STORED DATA:
----------
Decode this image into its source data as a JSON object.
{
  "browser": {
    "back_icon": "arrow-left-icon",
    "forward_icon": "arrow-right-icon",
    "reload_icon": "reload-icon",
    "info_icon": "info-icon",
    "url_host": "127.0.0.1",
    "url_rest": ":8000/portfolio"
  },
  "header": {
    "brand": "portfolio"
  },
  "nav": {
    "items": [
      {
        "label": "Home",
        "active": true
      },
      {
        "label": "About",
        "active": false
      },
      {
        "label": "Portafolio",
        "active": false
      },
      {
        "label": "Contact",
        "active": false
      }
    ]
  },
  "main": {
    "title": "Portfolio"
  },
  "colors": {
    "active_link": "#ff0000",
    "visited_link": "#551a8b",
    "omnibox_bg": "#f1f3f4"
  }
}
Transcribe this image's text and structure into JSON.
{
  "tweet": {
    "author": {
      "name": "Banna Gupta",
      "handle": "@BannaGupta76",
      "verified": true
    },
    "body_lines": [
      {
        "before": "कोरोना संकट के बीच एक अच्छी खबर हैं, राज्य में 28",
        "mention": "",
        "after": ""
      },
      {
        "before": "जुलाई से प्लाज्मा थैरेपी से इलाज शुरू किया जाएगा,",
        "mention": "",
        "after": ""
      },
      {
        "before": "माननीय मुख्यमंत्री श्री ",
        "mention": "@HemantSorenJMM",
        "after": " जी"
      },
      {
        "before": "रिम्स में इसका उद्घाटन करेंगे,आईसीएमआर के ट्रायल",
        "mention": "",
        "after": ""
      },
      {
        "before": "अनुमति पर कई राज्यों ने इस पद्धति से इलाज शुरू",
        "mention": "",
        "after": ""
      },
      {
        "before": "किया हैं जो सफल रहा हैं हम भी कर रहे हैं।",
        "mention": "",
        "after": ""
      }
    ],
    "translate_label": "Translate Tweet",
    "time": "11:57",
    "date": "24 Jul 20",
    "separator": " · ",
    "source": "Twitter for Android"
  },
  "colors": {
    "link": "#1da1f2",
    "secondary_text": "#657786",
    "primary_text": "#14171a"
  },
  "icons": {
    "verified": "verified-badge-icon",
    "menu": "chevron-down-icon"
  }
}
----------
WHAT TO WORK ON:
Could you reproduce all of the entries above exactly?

SOLVED EXERCISE:
Decode this image into its source data as a JSON object.
{
  "browser": {
    "back_icon": "arrow-left-icon",
    "forward_icon": "arrow-right-icon",
    "reload_icon": "reload-icon",
    "info_icon": "info-icon",
    "url_host": "127.0.0.1",
    "url_rest": ":8000/portfolio"
  },
  "header": {
    "brand": "portfolio"
  },
  "nav": {
    "items": [
      {
        "label": "Home",
        "active": true
      },
      {
        "label": "About",
        "active": false
      },
      {
        "label": "Portafolio",
        "active": false
      },
      {
        "label": "Contact",
        "active": false
      }
    ]
  },
  "main": {
    "title": "Portfolio"
  },
  "colors": {
    "active_link": "#ff0000",
    "visited_link": "#551a8b",
    "omnibox_bg": "#f1f3f4"
  }
}
Transcribe this image's text and structure into JSON.
{
  "tweet": {
    "author": {
      "name": "Banna Gupta",
      "handle": "@BannaGupta76",
      "verified": true
    },
    "body_lines": [
      {
        "before": "कोरोना संकट के बीच एक अच्छी खबर हैं, राज्य में 28",
        "mention": "",
        "after": ""
      },
      {
        "before": "जुलाई से प्लाज्मा थैरेपी से इलाज शुरू किया जाएगा,",
        "mention": "",
        "after": ""
      },
      {
        "before": "माननीय मुख्यमंत्री श्री ",
        "mention": "@HemantSorenJMM",
        "after": " जी"
      },
      {
        "before": "रिम्स में इसका उद्घाटन करेंगे,आईसीएमआर के ट्रायल",
        "mention": "",
        "after": ""
      },
      {
        "before": "अनुमति पर कई राज्यों ने इस पद्धति से इलाज शुरू",
        "mention": "",
        "after": ""
      },
      {
        "before": "किया हैं जो सफल रहा हैं हम भी कर रहे हैं।",
        "mention": "",
        "after": ""
      }
    ],
    "translate_label": "Translate Tweet",
    "time": "11:57",
    "date": "24 Jul 20",
    "separator": " · ",
    "source": "Twitter for Android"
  },
  "colors": {
    "link": "#1da1f2",
    "secondary_text": "#657786",
    "primary_text": "#14171a"
  },
  "icons": {
    "verified": "verified-badge-icon",
    "menu": "chevron-down-icon"
  }
}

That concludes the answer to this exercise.